- [TASK DETAILS]
Exact repetition is required: reproduce every line of the data.

EXTRACTED INFORMATION Start Marker

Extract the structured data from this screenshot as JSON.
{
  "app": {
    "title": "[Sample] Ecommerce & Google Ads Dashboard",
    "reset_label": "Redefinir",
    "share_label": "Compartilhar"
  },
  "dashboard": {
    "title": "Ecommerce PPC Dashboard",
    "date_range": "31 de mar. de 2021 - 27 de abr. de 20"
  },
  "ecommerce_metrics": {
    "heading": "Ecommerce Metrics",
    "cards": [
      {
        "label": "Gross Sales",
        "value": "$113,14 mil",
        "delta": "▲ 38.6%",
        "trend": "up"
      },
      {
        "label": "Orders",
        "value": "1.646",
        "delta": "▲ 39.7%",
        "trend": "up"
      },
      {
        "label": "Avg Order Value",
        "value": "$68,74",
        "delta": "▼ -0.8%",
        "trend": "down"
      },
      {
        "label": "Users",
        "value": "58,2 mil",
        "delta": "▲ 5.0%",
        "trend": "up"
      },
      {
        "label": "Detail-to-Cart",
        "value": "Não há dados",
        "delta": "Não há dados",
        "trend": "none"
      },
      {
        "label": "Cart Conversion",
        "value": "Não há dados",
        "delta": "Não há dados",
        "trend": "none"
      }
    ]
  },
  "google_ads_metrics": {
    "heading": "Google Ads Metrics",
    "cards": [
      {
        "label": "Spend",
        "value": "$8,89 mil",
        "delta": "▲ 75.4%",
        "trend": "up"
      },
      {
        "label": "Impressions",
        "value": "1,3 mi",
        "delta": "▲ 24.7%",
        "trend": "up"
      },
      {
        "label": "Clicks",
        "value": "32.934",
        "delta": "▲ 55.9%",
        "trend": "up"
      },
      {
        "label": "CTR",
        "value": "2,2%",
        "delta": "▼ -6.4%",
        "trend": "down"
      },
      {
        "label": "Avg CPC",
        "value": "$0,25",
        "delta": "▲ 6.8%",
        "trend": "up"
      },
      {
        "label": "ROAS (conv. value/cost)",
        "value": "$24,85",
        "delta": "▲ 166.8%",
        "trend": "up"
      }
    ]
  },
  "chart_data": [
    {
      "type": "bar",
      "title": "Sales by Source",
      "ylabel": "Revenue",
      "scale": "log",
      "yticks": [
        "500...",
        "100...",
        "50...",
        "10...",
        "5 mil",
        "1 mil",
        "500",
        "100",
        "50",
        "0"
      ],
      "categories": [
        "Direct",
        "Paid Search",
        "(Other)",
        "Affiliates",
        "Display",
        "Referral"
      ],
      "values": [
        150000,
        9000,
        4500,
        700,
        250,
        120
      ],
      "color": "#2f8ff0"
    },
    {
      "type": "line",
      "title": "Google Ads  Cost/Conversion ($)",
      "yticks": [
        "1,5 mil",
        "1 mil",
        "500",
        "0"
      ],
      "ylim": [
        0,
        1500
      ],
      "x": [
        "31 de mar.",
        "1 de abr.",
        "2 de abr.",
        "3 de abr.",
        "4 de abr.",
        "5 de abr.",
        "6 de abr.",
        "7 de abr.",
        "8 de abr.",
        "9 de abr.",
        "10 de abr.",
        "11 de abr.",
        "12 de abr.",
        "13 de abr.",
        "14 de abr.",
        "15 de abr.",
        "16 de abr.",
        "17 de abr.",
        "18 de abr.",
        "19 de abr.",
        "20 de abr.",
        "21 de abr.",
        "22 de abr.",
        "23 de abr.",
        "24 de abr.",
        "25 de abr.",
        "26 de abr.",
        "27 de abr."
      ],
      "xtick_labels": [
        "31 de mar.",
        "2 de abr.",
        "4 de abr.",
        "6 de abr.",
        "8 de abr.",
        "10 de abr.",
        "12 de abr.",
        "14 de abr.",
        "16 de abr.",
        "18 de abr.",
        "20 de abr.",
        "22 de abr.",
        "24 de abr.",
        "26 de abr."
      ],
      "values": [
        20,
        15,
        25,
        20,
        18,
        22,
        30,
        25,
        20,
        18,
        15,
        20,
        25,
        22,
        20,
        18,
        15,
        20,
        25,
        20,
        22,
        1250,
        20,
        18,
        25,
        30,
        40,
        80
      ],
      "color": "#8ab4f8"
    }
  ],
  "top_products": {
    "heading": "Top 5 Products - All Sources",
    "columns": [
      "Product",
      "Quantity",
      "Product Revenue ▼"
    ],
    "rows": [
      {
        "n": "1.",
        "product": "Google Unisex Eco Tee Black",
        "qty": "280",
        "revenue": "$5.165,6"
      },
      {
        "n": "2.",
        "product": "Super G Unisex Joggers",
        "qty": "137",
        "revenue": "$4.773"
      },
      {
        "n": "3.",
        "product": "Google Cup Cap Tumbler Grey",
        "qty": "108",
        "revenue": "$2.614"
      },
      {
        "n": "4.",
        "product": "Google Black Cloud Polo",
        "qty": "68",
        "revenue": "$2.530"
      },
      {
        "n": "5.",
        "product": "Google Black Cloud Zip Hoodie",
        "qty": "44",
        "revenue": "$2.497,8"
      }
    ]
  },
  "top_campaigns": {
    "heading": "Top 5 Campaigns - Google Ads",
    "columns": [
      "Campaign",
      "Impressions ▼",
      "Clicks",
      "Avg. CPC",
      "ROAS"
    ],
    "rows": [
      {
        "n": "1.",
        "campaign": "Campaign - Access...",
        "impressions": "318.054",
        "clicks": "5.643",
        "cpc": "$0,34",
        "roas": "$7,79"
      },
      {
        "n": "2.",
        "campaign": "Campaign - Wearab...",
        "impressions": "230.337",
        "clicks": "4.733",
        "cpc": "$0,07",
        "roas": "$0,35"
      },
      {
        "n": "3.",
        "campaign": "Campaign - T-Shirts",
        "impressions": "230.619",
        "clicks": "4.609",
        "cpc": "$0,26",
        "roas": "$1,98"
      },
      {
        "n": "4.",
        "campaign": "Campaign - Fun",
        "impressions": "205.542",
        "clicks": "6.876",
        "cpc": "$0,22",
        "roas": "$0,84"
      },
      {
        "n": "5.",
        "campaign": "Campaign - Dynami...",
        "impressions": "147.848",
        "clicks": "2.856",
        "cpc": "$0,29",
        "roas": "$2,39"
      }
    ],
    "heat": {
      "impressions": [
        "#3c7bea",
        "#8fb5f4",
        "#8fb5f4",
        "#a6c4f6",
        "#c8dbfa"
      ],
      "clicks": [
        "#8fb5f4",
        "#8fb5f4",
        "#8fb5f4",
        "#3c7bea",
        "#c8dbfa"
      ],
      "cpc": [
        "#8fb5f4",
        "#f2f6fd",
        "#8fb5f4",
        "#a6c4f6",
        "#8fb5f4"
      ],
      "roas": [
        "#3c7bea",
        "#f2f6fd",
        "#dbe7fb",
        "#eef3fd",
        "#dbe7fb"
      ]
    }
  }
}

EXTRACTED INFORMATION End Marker

- [REPLY TO THE EXERCISE]
Extract the structured data from this screenshot as JSON.
{
  "app": {
    "title": "[Sample] Ecommerce & Google Ads Dashboard",
    "reset_label": "Redefinir",
    "share_label": "Compartilhar"
  },
  "dashboard": {
    "title": "Ecommerce PPC Dashboard",
    "date_range": "31 de mar. de 2021 - 27 de abr. de 20"
  },
  "ecommerce_metrics": {
    "heading": "Ecommerce Metrics",
    "cards": [
      {
        "label": "Gross Sales",
        "value": "$113,14 mil",
        "delta": "▲ 38.6%",
        "trend": "up"
      },
      {
        "label": "Orders",
        "value": "1.646",
        "delta": "▲ 39.7%",
        "trend": "up"
      },
      {
        "label": "Avg Order Value",
        "value": "$68,74",
        "delta": "▼ -0.8%",
        "trend": "down"
      },
      {
        "label": "Users",
        "value": "58,2 mil",
        "delta": "▲ 5.0%",
        "trend": "up"
      },
      {
        "label": "Detail-to-Cart",
        "value": "Não há dados",
        "delta": "Não há dados",
        "trend": "none"
      },
      {
        "label": "Cart Conversion",
        "value": "Não há dados",
        "delta": "Não há dados",
        "trend": "none"
      }
    ]
  },
  "google_ads_metrics": {
    "heading": "Google Ads Metrics",
    "cards": [
      {
        "label": "Spend",
        "value": "$8,89 mil",
        "delta": "▲ 75.4%",
        "trend": "up"
      },
      {
        "label": "Impressions",
        "value": "1,3 mi",
        "delta": "▲ 24.7%",
        "trend": "up"
      },
      {
        "label": "Clicks",
        "value": "32.934",
        "delta": "▲ 55.9%",
        "trend": "up"
      },
      {
        "label": "CTR",
        "value": "2,2%",
        "delta": "▼ -6.4%",
        "trend": "down"
      },
      {
        "label": "Avg CPC",
        "value": "$0,25",
        "delta": "▲ 6.8%",
        "trend": "up"
      },
      {
        "label": "ROAS (conv. value/cost)",
        "value": "$24,85",
        "delta": "▲ 166.8%",
        "trend": "up"
      }
    ]
  },
  "chart_data": [
    {
      "type": "bar",
      "title": "Sales by Source",
      "ylabel": "Revenue",
      "scale": "log",
      "yticks": [
        "500...",
        "100...",
        "50...",
        "10...",
        "5 mil",
        "1 mil",
        "500",
        "100",
        "50",
        "0"
      ],
      "categories": [
        "Direct",
        "Paid Search",
        "(Other)",
        "Affiliates",
        "Display",
        "Referral"
      ],
      "values": [
        150000,
        9000,
        4500,
        700,
        250,
        120
      ],
      "color": "#2f8ff0"
    },
    {
      "type": "line",
      "title": "Google Ads  Cost/Conversion ($)",
      "yticks": [
        "1,5 mil",
        "1 mil",
        "500",
        "0"
      ],
      "ylim": [
        0,
        1500
      ],
      "x": [
        "31 de mar.",
        "1 de abr.",
        "2 de abr.",
        "3 de abr.",
        "4 de abr.",
        "5 de abr.",
        "6 de abr.",
        "7 de abr.",
        "8 de abr.",
        "9 de abr.",
        "10 de abr.",
        "11 de abr.",
        "12 de abr.",
        "13 de abr.",
        "14 de abr.",
        "15 de abr.",
        "16 de abr.",
        "17 de abr.",
        "18 de abr.",
        "19 de abr.",
        "20 de abr.",
        "21 de abr.",
        "22 de abr.",
        "23 de abr.",
        "24 de abr.",
        "25 de abr.",
        "26 de abr.",
        "27 de abr."
      ],
      "xtick_labels": [
        "31 de mar.",
        "2 de abr.",
        "4 de abr.",
        "6 de abr.",
        "8 de abr.",
        "10 de abr.",
        "12 de abr.",
        "14 de abr.",
        "16 de abr.",
        "18 de abr.",
        "20 de abr.",
        "22 de abr.",
        "24 de abr.",
        "26 de abr."
      ],
      "values": [
        20,
        15,
        25,
        20,
        18,
        22,
        30,
        25,
        20,
        18,
        15,
        20,
        25,
        22,
        20,
        18,
        15,
        20,
        25,
        20,
        22,
        1250,
        20,
        18,
        25,
        30,
        40,
        80
      ],
      "color": "#8ab4f8"
    }
  ],
  "top_products": {
    "heading": "Top 5 Products - All Sources",
    "columns": [
      "Product",
      "Quantity",
      "Product Revenue ▼"
    ],
    "rows": [
      {
        "n": "1.",
        "product": "Google Unisex Eco Tee Black",
        "qty": "280",
        "revenue": "$5.165,6"
      },
      {
        "n": "2.",
        "product": "Super G Unisex Joggers",
        "qty": "137",
        "revenue": "$4.773"
      },
      {
        "n": "3.",
        "product": "Google Cup Cap Tumbler Grey",
        "qty": "108",
        "revenue": "$2.614"
      },
      {
        "n": "4.",
        "product": "Google Black Cloud Polo",
        "qty": "68",
        "revenue": "$2.530"
      },
      {
        "n": "5.",
        "product": "Google Black Cloud Zip Hoodie",
        "qty": "44",
        "revenue": "$2.497,8"
      }
    ]
  },
  "top_campaigns": {
    "heading": "Top 5 Campaigns - Google Ads",
    "columns": [
      "Campaign",
      "Impressions ▼",
      "Clicks",
      "Avg. CPC",
      "ROAS"
    ],
    "rows": [
      {
        "n": "1.",
        "campaign": "Campaign - Access...",
        "impressions": "318.054",
        "clicks": "5.643",
        "cpc": "$0,34",
        "roas": "$7,79"
      },
      {
        "n": "2.",
        "campaign": "Campaign - Wearab...",
        "impressions": "230.337",
        "clicks": "4.733",
        "cpc": "$0,07",
        "roas": "$0,35"
      },
      {
        "n": "3.",
        "campaign": "Campaign - T-Shirts",
        "impressions": "230.619",
        "clicks": "4.609",
        "cpc": "$0,26",
        "roas": "$1,98"
      },
      {
        "n": "4.",
        "campaign": "Campaign - Fun",
        "impressions": "205.542",
        "clicks": "6.876",
        "cpc": "$0,22",
        "roas": "$0,84"
      },
      {
        "n": "5.",
        "campaign": "Campaign - Dynami...",
        "impressions": "147.848",
        "clicks": "2.856",
        "cpc": "$0,29",
        "roas": "$2,39"
      }
    ],
    "heat": {
      "impressions": [
        "#3c7bea",
        "#8fb5f4",
        "#8fb5f4",
        "#a6c4f6",
        "#c8dbfa"
      ],
      "clicks": [
        "#8fb5f4",
        "#8fb5f4",
        "#8fb5f4",
        "#3c7bea",
        "#c8dbfa"
      ],
      "cpc": [
        "#8fb5f4",
        "#f2f6fd",
        "#8fb5f4",
        "#a6c4f6",
        "#8fb5f4"
      ],
      "roas": [
        "#3c7bea",
        "#f2f6fd",
        "#dbe7fb",
        "#eef3fd",
        "#dbe7fb"
      ]
    }
  }
}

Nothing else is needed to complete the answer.